Dennistoun, J. Morrison, J.
Scholefield, J.
Trelawney, J. S. TELLERS.
Wawn, J. T. Williams, W.
Yorke, H. R. Brotherton, J.
List of the NOES.
Ainsworth, P. Greenall, P.
Allix, J. P. Greene, T.
Antrobus, E. Halford, H.
Arkwright, G. Hamilton, W. J.
Ashley, Lord Hanmer, Sir J.
Astell, W. Hardinge, rt.hn. Sir H.
Baillie, Col. Hardy, J.
Barclay, D. Hastie, A.
Baring, rt. hn. F. T. Hawes, B.
Beckett, W. Hay, Sir A. L.
Bernal, R. Hodgson, F.
Boldero, H. G. Hodgson, R.
Borthwick, P. Hope, hon. C.
Botfield, B. Hornby, J.
Bradshaw, J. Houldsworth, T.
Bramston, T. W. Hughes, W. B.
Brownrigg, J. S. Hussey, T.
Bruce, Lord E. Hutt, W.
Buck, L. W. Irving, J.
Buller, E. Jocelyn, Visct.
Bunbury, T. Johnstone, Sir J.
Burrell, Sir C. M. Johnstone, H.
Charteris, hon. F. Langstone, J. H.
Chute, W. L. W. Lascelles, hon. W. S.
Clerk, Sir G. Lemon, Sir C.
Clive, Visct. Lincoln, Earl of
Clive, hon. R. H. McGeachy, F. A.
Cochrane, A. Mackenzie, W. F.
Colebrooke, Sir T. E. Mackinnon, W. A.
Copeland, Mr. Ald. McNeill, D.
Corry, rt. hn. H. Mahon, Visct.
Craig, W. G. Mangles, R. D.
Cripps, W. Manners, Lord J.
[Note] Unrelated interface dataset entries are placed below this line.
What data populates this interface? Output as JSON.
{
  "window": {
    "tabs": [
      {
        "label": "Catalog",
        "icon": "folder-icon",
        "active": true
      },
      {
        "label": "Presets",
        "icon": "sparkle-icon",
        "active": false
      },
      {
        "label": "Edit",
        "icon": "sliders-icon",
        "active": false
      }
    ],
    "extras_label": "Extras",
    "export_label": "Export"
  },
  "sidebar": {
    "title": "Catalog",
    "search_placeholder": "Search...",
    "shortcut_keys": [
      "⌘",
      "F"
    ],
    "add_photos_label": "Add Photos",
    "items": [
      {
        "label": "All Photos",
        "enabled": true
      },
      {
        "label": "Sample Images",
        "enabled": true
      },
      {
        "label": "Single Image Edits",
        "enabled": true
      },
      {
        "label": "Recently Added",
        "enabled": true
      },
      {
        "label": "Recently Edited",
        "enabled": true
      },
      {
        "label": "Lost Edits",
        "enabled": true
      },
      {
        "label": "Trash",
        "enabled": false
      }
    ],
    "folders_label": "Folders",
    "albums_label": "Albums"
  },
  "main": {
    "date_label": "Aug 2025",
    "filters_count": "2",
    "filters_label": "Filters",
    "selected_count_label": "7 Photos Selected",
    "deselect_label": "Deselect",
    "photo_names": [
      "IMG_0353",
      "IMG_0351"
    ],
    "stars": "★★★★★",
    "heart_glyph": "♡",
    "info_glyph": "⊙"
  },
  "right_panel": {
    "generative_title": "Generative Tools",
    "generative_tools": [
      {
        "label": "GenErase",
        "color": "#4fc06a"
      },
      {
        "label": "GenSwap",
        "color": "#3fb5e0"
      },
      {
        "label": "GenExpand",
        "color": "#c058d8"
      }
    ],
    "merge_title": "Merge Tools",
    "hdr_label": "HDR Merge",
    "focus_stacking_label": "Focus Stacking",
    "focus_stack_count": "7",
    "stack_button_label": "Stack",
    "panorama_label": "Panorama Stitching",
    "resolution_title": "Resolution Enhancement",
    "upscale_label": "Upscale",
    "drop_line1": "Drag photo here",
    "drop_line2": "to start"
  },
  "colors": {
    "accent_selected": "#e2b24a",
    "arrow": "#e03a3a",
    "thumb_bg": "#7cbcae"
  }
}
Damer, hon. Col. Majoribanks, S.
Darby, G. Marsham, Visct.
Davies, D. A. S. Marton, G.
Dickinson, F. H. Mildmay, H. St. J.
D'Israeli Miles, W.
Douglas, Sir H. Morgan, O.
Douglas, Sir C. E. Mundy, E. M.
Duncan, G. Nicholl, rt. hon. J.
Duncannon, Visct. O'Brien, A. S.
Duncombe, hon. A. Pakington, J. S.
Ebrington, Visct. Palmer, G.
Eliot, Lord Patten, J. W.
Escott, B. Peel, rt. hn. Sir R.
Estcourt, T. G. B. Peel, J.
Evans, W. Pennant, hon. Col.
Fellowes, E. Plumptre, J. P.
Forster, M. Pringle, A.
Fuller, A. E. Rashleigh, W.
Gardner, J. D. Rendlesham, Lord
Gaskell, J. Milnes Repton, G. W. J.
Gladstone,rt.hn.W.E. Richards, R.
Glynne, S. R. Rous, hon. Capt.
Gordon, hon. Capt. Russell, J. D. W.
Gore, M. Scarlett, hon. R.
Gore, hon. R. Shirley, E. J.
Goring, C. Shirley, E, P.
Goulburn, rt. hn. H. Smith, A.
Graham, rt, hn. Sir J. Smith, J. A.
Smith, rt. hn. T. B. C. Warburton, H.
Smythe, hon. G. Ward, H. G.
Smollett, A. Wellesley, Lord C.
Somerset, Lord G. Winnington, Sir T. E.
Stanley, Lord Wood, Col. T.
Stuart, H. Worsley, Lord
Strutt, E. Wortley, hn. J. S.
Sutton, hon. H. M. Wrighton, W. B.
Thornely, T. Wyndham, Col. C.
Towneley, J. Yorke, hon. E. T.
Trotter, J.
Tufnell, H. TELLERS.
Wall, C. B. Fremantle, Sir T.
Walsh, Sir J. B. Baring, H.